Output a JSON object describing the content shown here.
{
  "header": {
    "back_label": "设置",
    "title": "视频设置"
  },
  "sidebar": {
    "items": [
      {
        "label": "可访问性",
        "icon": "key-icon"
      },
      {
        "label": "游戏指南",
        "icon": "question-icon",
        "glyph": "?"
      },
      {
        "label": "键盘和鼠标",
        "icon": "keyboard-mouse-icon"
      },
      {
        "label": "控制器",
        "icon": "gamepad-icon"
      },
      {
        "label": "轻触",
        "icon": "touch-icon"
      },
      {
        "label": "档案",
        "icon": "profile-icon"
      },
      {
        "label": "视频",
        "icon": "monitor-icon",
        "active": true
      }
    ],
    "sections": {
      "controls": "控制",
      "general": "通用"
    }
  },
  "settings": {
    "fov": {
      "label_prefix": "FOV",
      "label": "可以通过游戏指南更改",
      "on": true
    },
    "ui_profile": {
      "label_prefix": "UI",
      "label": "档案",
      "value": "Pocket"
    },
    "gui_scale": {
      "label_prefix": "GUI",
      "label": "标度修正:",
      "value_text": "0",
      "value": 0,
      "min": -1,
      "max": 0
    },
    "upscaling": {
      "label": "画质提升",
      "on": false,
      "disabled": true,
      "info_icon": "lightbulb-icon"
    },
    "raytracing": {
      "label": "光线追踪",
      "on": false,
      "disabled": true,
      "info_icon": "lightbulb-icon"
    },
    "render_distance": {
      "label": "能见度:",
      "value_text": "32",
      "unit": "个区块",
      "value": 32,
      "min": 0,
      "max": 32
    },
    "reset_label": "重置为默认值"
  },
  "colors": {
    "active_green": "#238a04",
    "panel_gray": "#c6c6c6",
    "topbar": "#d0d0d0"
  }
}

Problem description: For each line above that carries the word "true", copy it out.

Completed task:
        "active": true
      "on": true
      "disabled": true,
      "disabled": true,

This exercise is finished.